Living a zero-waste lifestyle and saving water is relevant to any local environment. Even though structural barriers, such as classism, govern accessibility to clean water per se. The actions of those who have access impact the availability and sustainability of reservoirs. Therefore, demanding structural change goes hand in hand with individual action in environmental justice. Yet we are still talking about justice for the people. The humans. What about justice towards the “natural world” itself?
When imagining nature, most people conjure images of verdant greenery and wildlife, or natural disasters. The imagery is reductionist in both cases; one is romantic, exotic, and beneficent, and the other is volatile and tragic. Plants, trees, and forests are inanimate objects, while nonhuman animals are soulless mindless beasts or automatons living in a perpetual present. In both cases, the human is a separate entity of superior intelligence that needs to assert its control over nature to the benefit of its kind. Eco-feminists consider this spiciest logic an extension of patriarchal, colonial, capitalist, and ableist claims to dominance.

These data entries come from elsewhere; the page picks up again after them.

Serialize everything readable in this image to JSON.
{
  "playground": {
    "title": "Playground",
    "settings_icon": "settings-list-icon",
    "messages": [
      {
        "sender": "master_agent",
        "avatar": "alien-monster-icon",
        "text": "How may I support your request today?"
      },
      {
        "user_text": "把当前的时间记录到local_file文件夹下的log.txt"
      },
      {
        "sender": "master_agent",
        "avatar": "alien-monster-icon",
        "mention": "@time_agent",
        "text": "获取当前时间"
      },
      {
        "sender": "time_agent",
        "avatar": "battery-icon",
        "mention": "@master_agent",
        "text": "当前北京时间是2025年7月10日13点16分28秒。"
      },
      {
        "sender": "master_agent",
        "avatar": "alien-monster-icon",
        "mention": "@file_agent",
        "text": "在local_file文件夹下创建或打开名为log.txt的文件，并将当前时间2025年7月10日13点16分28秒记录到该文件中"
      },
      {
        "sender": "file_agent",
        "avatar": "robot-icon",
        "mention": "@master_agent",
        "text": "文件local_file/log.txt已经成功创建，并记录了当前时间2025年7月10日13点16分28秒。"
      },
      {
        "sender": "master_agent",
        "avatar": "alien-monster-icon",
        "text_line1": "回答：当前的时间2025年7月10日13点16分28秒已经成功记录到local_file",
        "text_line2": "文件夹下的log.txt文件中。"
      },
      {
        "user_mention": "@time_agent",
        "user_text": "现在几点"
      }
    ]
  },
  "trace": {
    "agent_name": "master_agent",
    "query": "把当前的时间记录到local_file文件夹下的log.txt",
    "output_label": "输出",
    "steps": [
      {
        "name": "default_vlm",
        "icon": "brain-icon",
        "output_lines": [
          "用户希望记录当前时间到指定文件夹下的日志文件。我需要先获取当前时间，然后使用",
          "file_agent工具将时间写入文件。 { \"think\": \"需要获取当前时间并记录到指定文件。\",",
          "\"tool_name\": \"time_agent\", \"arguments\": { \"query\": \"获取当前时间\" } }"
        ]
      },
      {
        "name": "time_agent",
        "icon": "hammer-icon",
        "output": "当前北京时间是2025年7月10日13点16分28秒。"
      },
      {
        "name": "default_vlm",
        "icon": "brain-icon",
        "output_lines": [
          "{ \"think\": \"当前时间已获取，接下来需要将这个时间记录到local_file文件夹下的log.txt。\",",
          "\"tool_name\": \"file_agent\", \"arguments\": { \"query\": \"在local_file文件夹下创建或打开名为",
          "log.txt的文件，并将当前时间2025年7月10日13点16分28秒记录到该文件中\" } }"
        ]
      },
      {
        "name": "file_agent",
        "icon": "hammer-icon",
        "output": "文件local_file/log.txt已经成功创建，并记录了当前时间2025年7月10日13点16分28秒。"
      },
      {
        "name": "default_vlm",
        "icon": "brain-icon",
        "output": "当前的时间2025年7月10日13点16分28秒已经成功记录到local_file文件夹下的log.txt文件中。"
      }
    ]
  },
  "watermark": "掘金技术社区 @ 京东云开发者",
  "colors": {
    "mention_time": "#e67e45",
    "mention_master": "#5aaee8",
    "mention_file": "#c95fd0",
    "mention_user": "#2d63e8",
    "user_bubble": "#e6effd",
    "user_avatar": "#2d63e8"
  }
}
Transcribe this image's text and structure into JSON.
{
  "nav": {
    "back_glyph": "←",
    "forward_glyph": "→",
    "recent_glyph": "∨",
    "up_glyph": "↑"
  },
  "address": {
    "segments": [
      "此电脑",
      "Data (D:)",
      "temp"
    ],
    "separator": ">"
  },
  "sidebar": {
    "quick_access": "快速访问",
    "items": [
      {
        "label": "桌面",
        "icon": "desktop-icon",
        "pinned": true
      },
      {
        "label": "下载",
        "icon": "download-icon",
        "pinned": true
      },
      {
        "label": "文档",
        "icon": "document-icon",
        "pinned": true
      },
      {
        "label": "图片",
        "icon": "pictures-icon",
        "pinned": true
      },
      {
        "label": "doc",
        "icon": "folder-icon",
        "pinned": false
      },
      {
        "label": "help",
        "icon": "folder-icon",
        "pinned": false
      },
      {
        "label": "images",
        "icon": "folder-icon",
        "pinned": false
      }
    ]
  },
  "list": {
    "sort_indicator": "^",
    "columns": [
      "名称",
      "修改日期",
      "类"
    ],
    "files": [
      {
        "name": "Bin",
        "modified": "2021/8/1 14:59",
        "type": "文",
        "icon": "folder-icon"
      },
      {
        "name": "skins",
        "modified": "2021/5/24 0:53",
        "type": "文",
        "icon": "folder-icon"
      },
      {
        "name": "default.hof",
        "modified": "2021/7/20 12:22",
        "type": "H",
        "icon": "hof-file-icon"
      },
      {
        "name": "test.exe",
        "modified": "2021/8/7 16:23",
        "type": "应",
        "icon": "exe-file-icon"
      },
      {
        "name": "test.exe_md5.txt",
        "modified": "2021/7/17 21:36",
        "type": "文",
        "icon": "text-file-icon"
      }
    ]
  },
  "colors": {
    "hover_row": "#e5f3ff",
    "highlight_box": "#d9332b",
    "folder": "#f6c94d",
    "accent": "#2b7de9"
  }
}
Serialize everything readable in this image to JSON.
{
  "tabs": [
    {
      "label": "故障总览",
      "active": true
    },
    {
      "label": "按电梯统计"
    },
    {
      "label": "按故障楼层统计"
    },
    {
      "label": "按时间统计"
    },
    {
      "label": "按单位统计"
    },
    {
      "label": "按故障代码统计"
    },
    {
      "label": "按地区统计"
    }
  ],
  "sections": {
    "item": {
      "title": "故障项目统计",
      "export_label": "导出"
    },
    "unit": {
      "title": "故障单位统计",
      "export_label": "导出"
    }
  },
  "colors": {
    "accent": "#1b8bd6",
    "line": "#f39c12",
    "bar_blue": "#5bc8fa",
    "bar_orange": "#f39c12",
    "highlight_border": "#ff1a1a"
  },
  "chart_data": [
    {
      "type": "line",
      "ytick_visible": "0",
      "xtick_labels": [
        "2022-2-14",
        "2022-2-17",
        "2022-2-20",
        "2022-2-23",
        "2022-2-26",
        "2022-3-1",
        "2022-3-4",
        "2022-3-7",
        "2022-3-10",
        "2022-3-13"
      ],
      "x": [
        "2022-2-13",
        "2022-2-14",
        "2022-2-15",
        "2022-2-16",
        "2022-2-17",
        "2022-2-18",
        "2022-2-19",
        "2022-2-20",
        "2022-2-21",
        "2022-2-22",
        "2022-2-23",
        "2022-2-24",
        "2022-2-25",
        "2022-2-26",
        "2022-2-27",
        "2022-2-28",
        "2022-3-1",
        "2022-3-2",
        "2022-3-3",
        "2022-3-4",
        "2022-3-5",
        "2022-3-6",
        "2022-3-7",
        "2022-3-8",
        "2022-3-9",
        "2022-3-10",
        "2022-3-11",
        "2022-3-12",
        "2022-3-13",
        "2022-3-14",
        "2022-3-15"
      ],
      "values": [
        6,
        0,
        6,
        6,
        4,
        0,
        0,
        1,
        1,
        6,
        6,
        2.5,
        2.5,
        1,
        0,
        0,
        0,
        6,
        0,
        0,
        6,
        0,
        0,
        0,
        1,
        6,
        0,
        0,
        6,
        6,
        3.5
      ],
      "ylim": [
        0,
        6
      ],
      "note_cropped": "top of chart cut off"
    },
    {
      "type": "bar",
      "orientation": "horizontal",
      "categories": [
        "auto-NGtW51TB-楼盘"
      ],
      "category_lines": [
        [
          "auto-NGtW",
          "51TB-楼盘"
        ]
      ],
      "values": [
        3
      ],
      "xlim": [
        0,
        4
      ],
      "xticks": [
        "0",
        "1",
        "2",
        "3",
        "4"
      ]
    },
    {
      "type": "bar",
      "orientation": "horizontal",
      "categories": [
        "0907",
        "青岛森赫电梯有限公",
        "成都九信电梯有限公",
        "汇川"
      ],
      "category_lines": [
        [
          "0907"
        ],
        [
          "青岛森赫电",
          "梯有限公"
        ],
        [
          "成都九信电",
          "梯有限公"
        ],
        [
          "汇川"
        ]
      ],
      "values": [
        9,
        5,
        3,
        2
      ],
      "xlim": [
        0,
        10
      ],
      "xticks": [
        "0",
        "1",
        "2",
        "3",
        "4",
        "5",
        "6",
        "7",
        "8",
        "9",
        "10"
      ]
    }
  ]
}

Regarding personal choice and justice towards the “natural world” and in particular, nonhuman animals, some eco-feminists draw on feminist care theory in their approach to ethics. In this framework, feminists acknowledge that nonhuman animals are sentient and always communicate how they wish to be treated. In the same way that we acknowledge voices subversive to the dominance of patriarchy and capitalism, we ought to respect the standpoint of animals. Animals do not wish to be harmed, eaten, exploited, experimented on, or used in any way. Honoring this standpoint means adopting a vegan lifestyle. Veganism as a personal choice is imperative to environmental justice.
There’s a discourse gaining popularity on the topic of personal choice. It sets individual action as a contradictory and incompatible path with system change. It claims the first is a distraction tactic from holding the real culprits accountable. However, these two paths aren’t mutually exclusive. Capitalism didn’t invent eco-personal choice. It simply depoliticized and dehistoricized it. Long before it incorporated it as a marketing tool, a vehicle of public relations schemes, or climate disinformation propaganda, it was an act of defiance and resistance for environmentalists and indigenous folks.
Today we need to reaffirm meaningful individual action and personal choices as methods of boycott and rejection of modern patterns of consumption, global supply chains, and consumerism. Individual action can indeed be part of our collective efforts and the sum of economic choices that can reclaim local communal ecosystems and mutual aid. It can be a steppingstone towards just and compassionate realities as opposed to the brutal systems that govern our lives and destroy the natural world.
Reham Kannout Alrefaei (Pronouns: She/her) is an intersectional and eco-feminist from Syria and based in Lebanon. She has an eclectic background and currently works as a researcher.
The views expressed in this article are not necessarily those of the Friedrich-Ebert-Stiftung.